A Comprehensive Analysis of Andrew McCutchen’s Switch to Right Field


Matt Freed/Post-Gazette

Matt Freed/Post-Gazette August 19, 2014 Pirates' Andrew McCutchen stands in center field in the first inning against the Braves at PNC Park Tuesday night after returning from the disabled list.

Sam Bisno, Editor

Andrew McCutchen used to be one of the best defenders in the game, but a recent drop off has prompted a shocking decision on the part of manager Clint Hurdle. That’s right; it was announced last month that McCutchen will be handing over center field duties to Starling Marte, with Gregory Polanco swinging over to left to make room for the now 30 year-old franchise favorite. With spring training for the 2017 season just under way, the following article will take an in-depth look at the move and gather the opinions of some Obama ninth graders on the matter.

Let’s face the facts: Andrew McCutchen is not what he used to be. 2016 saw his WAR fall from around 5 into the negatives. His offensive production tumbled, with his batting average (.256) down almost 40 points from his career average and his RBI production (79) significantly decreased from 2015. And although his power remained relatively consistent with a respectable 24 home runs, what was perhaps even more surprising than his slumping bat was how drastically his fielding took a turn for the worse. In fact, statistically speaking, Andrew McCutchen was probably the worst defender in all of the major leagues. Yes, the same man who won a gold glove for his performance in center field just five years ago posted some of the lowest advanced defensive metrics in all of baseball. His abysmal defensive runs saved (-28) and ultimate zone rating – a sabermetric used to judge defensive performance on similar balls in play balanced against the average player – (-18.7) were both among the worst across all qualified players. Suffice it to say it would be in Cutch’s best interest to turn it around in 2017.

So, on Opening Day, if you look out to center field, you won’t see the trademark black and yellow glove you’ve grown so accustomed to. Instead, you’ll have to turn your eyes to the right, where McCutchen will now make his home. To see what the consensus was about this significant change in the Bucs’ defense, I interviewed two fellow freshman: Piper Walsh and DeVaughn Brown.
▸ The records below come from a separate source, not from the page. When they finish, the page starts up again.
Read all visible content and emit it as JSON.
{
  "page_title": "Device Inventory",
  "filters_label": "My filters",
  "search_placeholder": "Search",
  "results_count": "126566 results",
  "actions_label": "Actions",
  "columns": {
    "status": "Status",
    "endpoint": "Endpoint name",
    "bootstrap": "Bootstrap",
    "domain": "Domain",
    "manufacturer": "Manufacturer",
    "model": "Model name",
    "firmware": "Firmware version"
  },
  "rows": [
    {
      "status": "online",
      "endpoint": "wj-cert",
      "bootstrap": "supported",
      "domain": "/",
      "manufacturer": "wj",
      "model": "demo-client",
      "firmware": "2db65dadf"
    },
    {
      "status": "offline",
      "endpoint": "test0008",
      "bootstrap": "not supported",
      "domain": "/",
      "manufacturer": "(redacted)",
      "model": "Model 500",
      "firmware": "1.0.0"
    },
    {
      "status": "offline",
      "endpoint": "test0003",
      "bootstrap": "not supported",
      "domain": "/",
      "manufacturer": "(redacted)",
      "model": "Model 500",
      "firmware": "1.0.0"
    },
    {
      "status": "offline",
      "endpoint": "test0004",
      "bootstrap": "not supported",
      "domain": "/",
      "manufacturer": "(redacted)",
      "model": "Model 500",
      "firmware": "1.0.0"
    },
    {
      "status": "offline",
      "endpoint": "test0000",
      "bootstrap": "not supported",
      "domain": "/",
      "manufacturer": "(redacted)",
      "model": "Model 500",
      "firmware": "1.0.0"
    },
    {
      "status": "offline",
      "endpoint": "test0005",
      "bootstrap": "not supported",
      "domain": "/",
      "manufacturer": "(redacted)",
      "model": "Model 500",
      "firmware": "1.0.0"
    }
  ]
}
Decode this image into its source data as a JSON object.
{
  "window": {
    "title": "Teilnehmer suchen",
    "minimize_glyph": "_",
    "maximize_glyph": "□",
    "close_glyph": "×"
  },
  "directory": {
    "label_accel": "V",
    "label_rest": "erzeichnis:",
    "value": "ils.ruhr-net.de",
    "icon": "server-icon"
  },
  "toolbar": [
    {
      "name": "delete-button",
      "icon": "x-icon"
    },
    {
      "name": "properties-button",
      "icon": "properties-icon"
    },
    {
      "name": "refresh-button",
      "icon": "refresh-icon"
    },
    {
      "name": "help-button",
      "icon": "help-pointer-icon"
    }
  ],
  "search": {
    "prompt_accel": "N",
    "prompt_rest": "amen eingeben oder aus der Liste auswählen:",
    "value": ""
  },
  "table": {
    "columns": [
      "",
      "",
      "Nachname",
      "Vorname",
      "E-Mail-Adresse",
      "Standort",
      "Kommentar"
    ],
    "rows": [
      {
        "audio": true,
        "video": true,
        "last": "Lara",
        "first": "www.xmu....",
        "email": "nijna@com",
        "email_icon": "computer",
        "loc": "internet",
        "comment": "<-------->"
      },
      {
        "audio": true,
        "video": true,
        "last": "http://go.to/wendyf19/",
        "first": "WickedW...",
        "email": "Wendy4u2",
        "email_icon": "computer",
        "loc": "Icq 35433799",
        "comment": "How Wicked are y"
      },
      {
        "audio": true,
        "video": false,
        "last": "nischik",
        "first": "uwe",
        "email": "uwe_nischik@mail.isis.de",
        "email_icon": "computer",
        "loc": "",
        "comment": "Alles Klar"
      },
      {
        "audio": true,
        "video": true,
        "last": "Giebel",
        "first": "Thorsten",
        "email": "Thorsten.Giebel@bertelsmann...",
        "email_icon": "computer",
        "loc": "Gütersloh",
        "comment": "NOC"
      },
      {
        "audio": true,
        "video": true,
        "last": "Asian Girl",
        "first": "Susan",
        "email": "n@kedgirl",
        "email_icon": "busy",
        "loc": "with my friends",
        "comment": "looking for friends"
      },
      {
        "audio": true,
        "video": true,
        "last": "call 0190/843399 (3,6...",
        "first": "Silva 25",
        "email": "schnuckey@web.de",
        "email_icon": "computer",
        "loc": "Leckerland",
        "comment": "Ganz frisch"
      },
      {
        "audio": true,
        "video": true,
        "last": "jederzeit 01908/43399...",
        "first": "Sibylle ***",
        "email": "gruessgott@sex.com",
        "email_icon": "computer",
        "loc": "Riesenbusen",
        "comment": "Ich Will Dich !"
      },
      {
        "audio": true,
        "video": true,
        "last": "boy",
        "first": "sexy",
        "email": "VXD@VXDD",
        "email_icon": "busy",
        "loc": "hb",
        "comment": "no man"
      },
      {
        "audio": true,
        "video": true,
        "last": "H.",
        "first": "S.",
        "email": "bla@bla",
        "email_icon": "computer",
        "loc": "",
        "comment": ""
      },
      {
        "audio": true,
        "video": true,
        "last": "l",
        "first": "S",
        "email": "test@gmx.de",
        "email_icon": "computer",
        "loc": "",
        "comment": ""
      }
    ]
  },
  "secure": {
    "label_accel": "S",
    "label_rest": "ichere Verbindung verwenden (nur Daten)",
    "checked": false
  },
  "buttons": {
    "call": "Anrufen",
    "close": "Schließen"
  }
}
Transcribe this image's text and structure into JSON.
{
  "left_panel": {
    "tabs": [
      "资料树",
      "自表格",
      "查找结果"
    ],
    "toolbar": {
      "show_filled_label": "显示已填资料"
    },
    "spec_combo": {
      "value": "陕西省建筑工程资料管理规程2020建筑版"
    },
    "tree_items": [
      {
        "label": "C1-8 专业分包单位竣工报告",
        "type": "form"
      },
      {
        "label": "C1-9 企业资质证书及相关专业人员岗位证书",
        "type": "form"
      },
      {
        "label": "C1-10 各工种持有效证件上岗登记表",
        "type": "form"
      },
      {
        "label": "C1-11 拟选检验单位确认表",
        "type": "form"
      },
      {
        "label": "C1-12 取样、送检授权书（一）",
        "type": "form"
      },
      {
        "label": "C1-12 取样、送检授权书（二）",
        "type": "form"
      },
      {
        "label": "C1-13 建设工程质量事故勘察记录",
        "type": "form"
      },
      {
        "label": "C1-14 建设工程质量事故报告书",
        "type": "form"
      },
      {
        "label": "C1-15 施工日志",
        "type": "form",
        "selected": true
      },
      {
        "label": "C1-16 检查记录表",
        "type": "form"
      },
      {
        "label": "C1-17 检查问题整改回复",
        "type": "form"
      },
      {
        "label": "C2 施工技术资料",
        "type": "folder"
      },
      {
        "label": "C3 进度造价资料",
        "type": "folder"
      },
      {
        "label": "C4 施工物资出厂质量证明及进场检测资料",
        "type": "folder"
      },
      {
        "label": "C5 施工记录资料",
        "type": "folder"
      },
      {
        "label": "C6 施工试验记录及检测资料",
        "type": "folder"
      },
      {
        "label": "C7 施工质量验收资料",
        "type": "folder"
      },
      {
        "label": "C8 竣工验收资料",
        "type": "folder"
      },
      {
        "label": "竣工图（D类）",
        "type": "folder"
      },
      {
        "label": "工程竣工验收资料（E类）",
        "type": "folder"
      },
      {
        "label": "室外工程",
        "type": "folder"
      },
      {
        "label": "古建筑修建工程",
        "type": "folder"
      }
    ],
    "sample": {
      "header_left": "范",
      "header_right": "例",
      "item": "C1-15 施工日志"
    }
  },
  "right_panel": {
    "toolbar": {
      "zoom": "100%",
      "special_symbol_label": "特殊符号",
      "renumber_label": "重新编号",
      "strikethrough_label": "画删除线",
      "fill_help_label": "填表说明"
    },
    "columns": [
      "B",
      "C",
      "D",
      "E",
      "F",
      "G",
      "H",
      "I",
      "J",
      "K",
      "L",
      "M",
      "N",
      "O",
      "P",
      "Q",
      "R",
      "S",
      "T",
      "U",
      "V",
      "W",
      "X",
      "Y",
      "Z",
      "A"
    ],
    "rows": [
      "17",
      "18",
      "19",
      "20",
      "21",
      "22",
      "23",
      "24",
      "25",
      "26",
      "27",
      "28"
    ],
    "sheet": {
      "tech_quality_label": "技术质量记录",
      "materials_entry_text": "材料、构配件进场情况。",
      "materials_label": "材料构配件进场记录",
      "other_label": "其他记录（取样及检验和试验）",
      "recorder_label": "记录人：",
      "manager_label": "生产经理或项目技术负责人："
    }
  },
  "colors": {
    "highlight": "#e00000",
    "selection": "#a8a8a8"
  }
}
When asked about her thoughts on the swap, the former had the following to say: “This move could really make or break his career. His reaction to it could affect his performance if he allows his spirits to get down.” Meanwhile, Devaughn was straight to the point: “I don’t know. I don’t like it.”

And that’s valid. For many of us diehard Pirates fans, this change can bring about a lot of emotions: shock, horror, visceral disgust. When times get tough, when the world becomes unpredictable, we’ve always been able to rely on throwing on our jerseys, heading down to the ballpark, and hearing the sweet, sweet melody of Tim DeBacco’s voice ringing through the loudspeaker: “center fielder Andrew McCutchen”. Instead, we’ll have to bear a far more vile prefix: right. But I counter the following: perhaps a more appropriate feeling would be more bittersweet. Because as much as we love him, McCutchen is aging, and change is not always a bad thing. Statcast provides overwhelming evidence that he is more effective ranging to his right rather than his left (hence why right field is ideal), and as for the mental side mentioned by Piper, Andrew has expressed complete willingness to do whatever is necessary to give the team the best chance of tasting October again, even it means handing over the reigns. And, hey, he’s yet to make an error in spring training so far (even he has only played in four games). So here’s to a new season, and may Starling Marte be at least semi-competent in center field!


*All statistics derived from mlb.com and baseball-reference.com.